[Opening Provided data section]
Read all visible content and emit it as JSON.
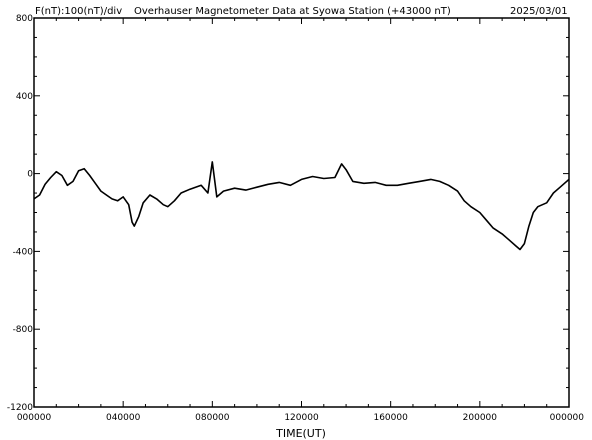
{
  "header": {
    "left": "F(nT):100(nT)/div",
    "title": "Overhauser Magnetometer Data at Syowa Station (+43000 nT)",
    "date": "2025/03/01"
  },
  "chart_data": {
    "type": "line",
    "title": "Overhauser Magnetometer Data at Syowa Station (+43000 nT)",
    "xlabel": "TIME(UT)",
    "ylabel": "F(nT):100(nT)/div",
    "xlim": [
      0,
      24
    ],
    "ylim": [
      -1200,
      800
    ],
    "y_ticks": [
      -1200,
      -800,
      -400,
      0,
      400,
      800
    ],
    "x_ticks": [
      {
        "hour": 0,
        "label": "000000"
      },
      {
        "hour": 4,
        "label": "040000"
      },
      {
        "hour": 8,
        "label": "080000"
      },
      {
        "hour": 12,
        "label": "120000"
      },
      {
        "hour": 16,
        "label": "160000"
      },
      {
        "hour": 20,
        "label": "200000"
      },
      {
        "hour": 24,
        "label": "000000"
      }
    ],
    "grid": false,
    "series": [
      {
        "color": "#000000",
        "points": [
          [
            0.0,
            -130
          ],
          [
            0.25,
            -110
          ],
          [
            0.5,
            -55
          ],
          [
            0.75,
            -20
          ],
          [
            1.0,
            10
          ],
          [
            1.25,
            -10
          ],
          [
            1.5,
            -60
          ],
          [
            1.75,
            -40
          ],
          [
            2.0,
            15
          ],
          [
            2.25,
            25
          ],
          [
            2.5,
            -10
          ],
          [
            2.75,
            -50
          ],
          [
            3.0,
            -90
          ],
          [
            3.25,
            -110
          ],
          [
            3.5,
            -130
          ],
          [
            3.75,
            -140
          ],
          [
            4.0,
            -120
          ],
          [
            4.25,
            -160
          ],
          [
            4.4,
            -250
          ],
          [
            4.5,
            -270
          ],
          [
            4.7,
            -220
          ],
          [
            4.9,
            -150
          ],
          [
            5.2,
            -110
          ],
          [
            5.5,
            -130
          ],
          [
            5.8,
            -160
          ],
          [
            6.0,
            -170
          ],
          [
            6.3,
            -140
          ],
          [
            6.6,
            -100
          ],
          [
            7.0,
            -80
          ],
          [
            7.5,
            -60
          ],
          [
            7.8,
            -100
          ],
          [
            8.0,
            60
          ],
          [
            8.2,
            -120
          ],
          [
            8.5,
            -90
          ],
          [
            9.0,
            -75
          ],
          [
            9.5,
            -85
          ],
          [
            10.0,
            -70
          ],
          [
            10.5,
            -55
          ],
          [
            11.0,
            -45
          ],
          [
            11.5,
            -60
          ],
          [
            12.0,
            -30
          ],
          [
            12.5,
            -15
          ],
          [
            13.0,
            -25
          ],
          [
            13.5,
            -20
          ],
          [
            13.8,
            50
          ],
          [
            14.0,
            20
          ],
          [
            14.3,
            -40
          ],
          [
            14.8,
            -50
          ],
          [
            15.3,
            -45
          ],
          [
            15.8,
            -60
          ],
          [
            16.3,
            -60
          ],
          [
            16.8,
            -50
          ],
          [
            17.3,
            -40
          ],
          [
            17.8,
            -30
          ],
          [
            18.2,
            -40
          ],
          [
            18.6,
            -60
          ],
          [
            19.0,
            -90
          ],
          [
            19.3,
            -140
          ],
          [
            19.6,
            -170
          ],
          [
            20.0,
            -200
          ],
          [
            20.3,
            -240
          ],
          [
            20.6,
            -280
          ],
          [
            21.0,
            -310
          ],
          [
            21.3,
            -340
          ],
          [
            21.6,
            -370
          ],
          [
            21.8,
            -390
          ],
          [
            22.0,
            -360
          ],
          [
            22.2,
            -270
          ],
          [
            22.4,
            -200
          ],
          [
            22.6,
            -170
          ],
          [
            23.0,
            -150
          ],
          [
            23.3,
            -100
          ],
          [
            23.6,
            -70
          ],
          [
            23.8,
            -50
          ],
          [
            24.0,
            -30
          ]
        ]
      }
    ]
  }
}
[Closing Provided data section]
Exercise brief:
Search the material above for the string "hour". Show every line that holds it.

Answer box:
        "hour": 0,
        "hour": 4,
        "hour": 8,
        "hour": 12,
        "hour": 16,
        "hour": 20,
        "hour": 24,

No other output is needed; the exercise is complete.